(Exercise instructions) Scan the entries below, and for each line that includes the word "class", make a copy.

(Source material)
========================
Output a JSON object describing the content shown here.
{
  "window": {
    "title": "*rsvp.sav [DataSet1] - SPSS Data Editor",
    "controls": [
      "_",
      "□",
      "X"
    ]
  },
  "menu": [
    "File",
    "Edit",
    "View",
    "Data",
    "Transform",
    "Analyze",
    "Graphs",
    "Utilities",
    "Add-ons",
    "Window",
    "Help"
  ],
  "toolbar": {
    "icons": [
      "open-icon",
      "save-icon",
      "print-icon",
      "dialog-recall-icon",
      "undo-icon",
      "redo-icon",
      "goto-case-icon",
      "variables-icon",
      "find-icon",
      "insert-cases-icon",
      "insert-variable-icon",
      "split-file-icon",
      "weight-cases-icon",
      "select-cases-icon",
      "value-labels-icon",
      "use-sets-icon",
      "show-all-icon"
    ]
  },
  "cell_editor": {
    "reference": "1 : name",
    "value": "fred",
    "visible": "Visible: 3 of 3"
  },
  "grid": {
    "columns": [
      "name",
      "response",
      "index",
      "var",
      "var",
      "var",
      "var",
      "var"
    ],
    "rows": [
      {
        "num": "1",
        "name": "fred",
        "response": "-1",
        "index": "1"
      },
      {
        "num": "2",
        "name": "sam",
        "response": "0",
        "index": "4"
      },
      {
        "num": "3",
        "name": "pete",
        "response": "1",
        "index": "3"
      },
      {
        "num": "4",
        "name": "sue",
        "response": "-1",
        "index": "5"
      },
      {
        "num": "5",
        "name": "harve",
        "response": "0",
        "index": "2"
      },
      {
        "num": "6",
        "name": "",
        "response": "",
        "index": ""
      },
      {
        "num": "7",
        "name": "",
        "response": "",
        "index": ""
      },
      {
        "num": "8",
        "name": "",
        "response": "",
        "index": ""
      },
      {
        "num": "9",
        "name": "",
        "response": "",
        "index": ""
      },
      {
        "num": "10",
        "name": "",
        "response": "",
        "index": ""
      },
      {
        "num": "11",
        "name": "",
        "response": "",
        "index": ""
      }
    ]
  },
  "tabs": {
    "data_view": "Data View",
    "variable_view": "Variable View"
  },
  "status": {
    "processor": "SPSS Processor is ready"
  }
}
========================
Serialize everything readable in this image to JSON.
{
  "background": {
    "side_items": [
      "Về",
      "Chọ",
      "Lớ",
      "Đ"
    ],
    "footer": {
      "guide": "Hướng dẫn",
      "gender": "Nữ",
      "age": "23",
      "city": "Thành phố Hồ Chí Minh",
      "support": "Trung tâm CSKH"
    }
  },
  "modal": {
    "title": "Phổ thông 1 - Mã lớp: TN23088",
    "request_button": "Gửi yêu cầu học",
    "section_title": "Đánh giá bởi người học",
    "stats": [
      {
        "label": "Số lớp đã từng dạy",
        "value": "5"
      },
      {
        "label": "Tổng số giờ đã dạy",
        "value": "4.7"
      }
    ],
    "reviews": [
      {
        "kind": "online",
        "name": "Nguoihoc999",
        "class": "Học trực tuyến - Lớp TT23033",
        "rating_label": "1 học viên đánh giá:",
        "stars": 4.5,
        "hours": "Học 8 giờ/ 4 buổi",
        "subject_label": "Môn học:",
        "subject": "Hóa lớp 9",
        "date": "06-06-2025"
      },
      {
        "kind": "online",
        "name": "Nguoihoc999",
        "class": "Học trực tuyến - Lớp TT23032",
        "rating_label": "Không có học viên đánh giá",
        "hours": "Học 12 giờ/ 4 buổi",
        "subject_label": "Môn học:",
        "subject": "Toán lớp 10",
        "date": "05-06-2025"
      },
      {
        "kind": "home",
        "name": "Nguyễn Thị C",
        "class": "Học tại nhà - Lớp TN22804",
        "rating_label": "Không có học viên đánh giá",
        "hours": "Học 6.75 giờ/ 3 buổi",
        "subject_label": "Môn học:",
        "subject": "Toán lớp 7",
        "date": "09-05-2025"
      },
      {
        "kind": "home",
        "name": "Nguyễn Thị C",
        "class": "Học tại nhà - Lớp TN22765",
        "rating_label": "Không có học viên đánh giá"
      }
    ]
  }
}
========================
(Result for this exercise)
        "class": "Học trực tuyến - Lớp TT23033",
        "class": "Học trực tuyến - Lớp TT23032",
        "class": "Học tại nhà - Lớp TN22804",
        "class": "Học tại nhà - Lớp TN22765",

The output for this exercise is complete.